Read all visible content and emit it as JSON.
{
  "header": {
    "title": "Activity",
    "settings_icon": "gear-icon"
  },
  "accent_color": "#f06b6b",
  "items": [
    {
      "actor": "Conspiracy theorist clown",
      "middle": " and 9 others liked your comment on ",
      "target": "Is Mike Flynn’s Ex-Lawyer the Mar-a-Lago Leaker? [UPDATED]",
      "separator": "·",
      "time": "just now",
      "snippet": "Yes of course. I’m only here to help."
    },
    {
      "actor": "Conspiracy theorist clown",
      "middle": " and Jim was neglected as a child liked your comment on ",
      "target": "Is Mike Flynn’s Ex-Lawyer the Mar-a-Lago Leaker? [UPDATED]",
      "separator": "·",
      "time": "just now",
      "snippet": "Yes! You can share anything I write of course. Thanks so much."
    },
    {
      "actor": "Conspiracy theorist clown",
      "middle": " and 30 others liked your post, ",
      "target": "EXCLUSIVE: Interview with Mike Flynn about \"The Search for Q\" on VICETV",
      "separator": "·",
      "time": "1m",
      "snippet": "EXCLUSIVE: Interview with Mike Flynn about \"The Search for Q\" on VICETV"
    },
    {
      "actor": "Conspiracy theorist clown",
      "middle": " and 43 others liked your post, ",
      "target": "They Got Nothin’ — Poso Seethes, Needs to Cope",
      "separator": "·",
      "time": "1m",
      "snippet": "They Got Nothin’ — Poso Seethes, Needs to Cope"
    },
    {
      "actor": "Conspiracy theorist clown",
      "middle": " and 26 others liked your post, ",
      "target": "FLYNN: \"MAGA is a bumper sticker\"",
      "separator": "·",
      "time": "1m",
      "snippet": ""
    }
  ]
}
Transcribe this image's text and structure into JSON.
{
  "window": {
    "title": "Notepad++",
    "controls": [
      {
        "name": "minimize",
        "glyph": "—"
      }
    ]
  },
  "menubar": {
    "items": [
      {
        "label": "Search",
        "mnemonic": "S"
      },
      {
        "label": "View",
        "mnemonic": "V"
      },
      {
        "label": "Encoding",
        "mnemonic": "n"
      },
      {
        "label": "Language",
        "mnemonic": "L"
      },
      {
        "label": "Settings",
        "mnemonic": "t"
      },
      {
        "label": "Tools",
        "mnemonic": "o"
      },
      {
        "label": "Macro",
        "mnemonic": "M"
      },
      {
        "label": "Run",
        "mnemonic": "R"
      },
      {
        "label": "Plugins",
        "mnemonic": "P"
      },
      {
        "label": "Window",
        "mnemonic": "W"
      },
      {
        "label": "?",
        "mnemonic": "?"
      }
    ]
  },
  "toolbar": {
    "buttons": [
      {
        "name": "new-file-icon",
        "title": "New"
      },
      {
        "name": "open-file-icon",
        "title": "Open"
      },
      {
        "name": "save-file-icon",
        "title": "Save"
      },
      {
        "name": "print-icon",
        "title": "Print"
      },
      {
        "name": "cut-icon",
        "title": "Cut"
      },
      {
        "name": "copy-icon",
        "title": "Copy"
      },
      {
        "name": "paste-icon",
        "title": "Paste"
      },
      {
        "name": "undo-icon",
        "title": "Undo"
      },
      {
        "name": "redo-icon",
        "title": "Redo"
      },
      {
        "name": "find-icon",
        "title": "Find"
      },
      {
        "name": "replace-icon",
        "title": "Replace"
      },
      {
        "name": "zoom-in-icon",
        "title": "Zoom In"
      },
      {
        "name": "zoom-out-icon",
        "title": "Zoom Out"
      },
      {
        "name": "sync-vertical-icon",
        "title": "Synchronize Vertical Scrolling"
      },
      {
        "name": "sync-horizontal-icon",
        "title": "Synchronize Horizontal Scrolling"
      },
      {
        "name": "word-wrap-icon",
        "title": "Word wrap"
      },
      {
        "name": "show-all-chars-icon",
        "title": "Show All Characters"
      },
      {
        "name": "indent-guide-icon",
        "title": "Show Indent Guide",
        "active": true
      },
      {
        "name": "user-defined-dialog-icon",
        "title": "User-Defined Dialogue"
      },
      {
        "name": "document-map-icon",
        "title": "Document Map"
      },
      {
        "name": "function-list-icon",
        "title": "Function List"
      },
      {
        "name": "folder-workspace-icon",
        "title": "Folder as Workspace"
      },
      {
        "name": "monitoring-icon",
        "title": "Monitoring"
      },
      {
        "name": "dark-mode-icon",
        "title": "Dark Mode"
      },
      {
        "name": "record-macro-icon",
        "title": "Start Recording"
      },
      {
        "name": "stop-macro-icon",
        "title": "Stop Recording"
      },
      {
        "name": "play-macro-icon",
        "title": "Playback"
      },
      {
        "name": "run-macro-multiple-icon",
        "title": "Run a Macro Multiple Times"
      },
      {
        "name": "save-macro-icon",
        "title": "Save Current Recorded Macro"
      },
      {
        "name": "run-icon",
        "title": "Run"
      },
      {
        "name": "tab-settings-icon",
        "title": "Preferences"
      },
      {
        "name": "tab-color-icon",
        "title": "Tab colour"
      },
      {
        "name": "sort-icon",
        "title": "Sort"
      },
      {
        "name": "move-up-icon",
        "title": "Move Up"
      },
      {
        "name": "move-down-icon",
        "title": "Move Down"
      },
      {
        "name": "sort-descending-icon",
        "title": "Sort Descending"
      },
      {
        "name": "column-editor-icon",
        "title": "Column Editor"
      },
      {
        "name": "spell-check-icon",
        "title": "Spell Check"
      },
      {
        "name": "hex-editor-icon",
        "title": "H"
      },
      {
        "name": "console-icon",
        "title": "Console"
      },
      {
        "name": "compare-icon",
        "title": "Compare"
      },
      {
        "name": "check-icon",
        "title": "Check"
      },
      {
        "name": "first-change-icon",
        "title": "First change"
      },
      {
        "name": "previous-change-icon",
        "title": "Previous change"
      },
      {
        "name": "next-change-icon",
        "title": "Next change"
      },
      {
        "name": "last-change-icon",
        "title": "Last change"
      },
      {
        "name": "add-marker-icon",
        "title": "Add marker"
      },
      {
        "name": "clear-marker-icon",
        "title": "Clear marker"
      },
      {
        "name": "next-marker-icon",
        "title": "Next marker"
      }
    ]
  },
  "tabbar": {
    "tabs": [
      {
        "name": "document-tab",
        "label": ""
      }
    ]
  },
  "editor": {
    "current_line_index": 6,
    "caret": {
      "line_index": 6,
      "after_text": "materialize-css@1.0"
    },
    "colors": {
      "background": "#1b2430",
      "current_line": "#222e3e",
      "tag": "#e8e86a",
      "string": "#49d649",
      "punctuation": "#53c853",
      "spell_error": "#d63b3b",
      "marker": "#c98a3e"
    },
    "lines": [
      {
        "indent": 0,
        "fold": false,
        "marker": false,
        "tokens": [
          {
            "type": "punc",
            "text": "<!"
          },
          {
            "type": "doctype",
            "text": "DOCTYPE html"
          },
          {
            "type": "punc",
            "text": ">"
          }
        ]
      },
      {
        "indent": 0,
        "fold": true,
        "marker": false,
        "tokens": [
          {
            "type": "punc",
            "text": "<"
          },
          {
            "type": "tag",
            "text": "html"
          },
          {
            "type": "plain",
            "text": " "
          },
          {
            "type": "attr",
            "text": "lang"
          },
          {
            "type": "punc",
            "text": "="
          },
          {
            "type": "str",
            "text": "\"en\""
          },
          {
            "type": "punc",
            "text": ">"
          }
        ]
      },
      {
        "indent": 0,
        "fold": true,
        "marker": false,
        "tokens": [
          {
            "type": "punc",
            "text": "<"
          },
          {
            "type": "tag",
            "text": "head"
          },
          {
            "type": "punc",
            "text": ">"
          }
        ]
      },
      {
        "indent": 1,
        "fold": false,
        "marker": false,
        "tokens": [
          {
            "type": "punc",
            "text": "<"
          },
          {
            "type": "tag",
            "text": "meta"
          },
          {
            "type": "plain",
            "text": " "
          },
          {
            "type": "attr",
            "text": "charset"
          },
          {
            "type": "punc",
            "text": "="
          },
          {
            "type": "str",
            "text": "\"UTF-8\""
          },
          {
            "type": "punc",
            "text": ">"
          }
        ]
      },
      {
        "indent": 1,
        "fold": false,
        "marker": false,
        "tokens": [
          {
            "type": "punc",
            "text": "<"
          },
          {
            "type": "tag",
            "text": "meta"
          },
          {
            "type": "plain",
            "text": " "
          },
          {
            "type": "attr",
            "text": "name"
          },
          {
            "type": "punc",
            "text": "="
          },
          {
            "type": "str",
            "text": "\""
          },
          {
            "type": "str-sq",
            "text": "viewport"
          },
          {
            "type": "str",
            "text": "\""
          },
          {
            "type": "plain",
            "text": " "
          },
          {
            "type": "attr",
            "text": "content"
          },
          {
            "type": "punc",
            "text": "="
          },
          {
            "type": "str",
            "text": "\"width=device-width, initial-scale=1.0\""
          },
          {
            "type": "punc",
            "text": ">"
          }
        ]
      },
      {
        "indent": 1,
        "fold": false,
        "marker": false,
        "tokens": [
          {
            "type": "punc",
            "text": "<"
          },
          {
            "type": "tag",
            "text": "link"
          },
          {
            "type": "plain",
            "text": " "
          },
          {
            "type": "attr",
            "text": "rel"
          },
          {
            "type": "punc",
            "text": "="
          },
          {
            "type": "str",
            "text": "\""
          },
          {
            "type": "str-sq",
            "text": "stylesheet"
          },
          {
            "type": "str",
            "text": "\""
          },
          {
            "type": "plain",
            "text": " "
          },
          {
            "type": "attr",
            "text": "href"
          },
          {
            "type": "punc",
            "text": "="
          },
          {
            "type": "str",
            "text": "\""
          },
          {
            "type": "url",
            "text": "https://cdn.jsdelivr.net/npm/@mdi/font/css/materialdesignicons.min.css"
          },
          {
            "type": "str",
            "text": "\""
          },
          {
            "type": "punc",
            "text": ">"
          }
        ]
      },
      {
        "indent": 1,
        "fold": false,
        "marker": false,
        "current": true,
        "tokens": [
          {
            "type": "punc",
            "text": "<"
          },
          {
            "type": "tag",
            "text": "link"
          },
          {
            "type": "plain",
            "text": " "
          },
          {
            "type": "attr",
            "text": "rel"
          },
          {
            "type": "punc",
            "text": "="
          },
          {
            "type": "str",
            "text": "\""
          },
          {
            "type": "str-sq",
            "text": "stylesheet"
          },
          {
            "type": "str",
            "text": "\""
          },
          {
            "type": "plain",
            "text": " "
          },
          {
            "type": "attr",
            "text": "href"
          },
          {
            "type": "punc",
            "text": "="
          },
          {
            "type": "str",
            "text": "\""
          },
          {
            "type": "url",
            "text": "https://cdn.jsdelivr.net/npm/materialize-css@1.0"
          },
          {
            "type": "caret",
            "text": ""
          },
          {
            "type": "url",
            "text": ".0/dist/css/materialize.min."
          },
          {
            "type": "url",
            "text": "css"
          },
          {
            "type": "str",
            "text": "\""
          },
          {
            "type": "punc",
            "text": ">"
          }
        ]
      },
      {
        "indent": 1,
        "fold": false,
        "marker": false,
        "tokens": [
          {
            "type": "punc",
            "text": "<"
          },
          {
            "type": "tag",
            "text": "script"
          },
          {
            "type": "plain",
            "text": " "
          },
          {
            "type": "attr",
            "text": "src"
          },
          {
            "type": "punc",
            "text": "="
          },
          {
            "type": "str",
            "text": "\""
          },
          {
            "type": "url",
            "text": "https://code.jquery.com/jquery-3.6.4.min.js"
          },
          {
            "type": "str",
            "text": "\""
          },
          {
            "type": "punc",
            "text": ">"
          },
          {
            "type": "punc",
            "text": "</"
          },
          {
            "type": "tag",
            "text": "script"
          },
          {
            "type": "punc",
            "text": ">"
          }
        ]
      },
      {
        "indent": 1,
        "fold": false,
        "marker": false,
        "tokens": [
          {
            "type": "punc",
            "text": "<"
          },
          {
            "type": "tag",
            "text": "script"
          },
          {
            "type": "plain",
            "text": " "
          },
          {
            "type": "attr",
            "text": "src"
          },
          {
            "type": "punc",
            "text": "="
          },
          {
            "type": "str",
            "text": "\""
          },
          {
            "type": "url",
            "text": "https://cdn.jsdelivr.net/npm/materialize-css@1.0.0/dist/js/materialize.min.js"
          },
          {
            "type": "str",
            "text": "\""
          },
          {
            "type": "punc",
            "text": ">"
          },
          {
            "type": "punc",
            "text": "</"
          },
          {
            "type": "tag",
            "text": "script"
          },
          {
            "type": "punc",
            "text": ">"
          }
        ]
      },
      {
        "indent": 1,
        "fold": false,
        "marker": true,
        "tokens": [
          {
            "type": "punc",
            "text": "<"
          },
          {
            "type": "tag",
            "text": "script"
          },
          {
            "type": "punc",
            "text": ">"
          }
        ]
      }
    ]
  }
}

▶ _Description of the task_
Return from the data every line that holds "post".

▶ _Response_
      "middle": " and 30 others liked your post, ",
      "middle": " and 43 others liked your post, ",
      "middle": " and 26 others liked your post, ",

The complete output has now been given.